That said, it is staggering to consider the shifts that are occurring during COVID. For example, the Wall Street Journal is reporting that Amazon is reportedly in talks with the biggest mall-owner in the U.S. to turn former department stores into fulfillment centers. Simon Property Group could lease vacant spaces that were J.C. Penney or Sears stores to Amazon, which would use them as distribution centers that would get products to customers faster. Another example, in the U.K. internet sales now make up around one third of total retail spending, up from a fifth pre-pandemic as many Britons are switching to shopping online, hitting sales at high streets, retail parks and shopping malls. Note that COVID is driving similar changes across the world.
Shifts of such magnitude offer market share gain opportunities to those companies with the resources and capabilities needed to capitalize on them. To this extent, we are not surprised that the mega-cap tech names have widened out their stock market leadership.
As we discussed in the run-up to 2Q 2020 earnings season, the mega-cap tech names were essentially trading in line with their 2021 EPS growth rates. A Price-to-Earnings Growth (“P-E-G”) ratio of 1.0-1.5x is not excessive by historical standards. With their results largely coming in well ahead of expectations, it is understandable their shares have traded higher.

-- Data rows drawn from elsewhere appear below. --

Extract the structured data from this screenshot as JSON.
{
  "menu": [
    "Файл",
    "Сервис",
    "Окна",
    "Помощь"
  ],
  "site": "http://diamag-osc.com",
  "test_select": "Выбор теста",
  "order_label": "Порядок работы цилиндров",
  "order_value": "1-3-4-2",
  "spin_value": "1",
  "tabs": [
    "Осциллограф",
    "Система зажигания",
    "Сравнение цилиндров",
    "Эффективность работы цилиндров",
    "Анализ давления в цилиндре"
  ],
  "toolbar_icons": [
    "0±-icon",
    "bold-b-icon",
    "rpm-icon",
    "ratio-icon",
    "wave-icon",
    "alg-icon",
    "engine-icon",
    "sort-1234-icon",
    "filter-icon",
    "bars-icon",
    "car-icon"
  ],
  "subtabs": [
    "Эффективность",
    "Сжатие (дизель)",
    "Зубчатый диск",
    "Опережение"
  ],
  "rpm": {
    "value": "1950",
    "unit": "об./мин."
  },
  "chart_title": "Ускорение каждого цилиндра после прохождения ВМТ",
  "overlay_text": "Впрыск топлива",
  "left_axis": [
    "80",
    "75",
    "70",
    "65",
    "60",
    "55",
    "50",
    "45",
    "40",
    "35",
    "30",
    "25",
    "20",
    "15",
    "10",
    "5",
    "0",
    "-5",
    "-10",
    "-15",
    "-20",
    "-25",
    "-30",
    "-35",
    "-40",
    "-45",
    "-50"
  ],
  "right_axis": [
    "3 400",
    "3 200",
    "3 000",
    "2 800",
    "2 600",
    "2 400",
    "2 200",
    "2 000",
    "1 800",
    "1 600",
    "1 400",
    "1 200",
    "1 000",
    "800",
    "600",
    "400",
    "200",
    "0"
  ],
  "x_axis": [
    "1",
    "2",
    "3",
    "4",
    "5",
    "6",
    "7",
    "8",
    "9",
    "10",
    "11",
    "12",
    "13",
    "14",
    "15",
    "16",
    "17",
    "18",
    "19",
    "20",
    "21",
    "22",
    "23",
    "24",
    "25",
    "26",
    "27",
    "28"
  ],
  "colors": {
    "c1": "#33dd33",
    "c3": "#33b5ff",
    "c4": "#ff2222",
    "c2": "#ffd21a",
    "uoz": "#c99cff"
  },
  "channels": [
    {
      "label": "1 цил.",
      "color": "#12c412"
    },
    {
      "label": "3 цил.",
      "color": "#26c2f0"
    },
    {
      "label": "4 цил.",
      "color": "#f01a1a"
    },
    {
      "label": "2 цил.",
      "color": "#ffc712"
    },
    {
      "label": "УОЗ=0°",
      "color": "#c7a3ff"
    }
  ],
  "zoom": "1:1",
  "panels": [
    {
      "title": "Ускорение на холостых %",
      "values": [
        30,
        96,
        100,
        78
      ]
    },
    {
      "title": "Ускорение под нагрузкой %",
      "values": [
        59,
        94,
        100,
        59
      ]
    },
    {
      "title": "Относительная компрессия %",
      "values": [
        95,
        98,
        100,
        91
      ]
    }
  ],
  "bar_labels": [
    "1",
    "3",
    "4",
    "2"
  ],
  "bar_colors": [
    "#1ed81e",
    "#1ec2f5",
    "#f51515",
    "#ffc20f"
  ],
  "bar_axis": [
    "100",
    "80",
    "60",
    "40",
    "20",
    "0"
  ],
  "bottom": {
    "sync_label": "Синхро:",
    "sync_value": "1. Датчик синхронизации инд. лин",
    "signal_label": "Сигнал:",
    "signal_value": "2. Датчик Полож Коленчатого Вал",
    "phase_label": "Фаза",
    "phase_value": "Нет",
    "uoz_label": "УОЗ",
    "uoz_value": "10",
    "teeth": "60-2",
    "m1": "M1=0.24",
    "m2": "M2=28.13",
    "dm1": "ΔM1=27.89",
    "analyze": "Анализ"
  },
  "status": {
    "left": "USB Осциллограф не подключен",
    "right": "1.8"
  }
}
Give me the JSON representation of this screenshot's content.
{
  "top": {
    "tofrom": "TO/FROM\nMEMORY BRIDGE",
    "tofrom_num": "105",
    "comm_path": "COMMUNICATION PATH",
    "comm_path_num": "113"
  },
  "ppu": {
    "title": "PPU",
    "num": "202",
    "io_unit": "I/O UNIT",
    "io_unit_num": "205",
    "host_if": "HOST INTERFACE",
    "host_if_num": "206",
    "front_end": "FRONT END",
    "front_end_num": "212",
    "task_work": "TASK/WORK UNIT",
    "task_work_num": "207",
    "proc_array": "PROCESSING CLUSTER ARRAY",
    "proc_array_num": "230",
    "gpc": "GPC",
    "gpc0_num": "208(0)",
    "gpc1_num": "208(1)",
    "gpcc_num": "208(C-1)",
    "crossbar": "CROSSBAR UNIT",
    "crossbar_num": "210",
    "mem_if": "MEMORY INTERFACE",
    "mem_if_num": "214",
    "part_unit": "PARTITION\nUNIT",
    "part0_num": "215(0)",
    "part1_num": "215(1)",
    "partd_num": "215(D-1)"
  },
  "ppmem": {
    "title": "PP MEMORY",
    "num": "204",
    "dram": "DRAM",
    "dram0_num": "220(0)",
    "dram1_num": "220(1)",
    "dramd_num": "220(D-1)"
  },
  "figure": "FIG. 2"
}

It is entirely possible that the successful commercialization of a COVID vaccine could forestall the underlying shifts in the global economy that mega-cap tech stocks appear to indicate. However, as that discovery is very much a matter of speculation, the fact remains that larger market share of the world economy is being gained by these companies every day as COVID persists.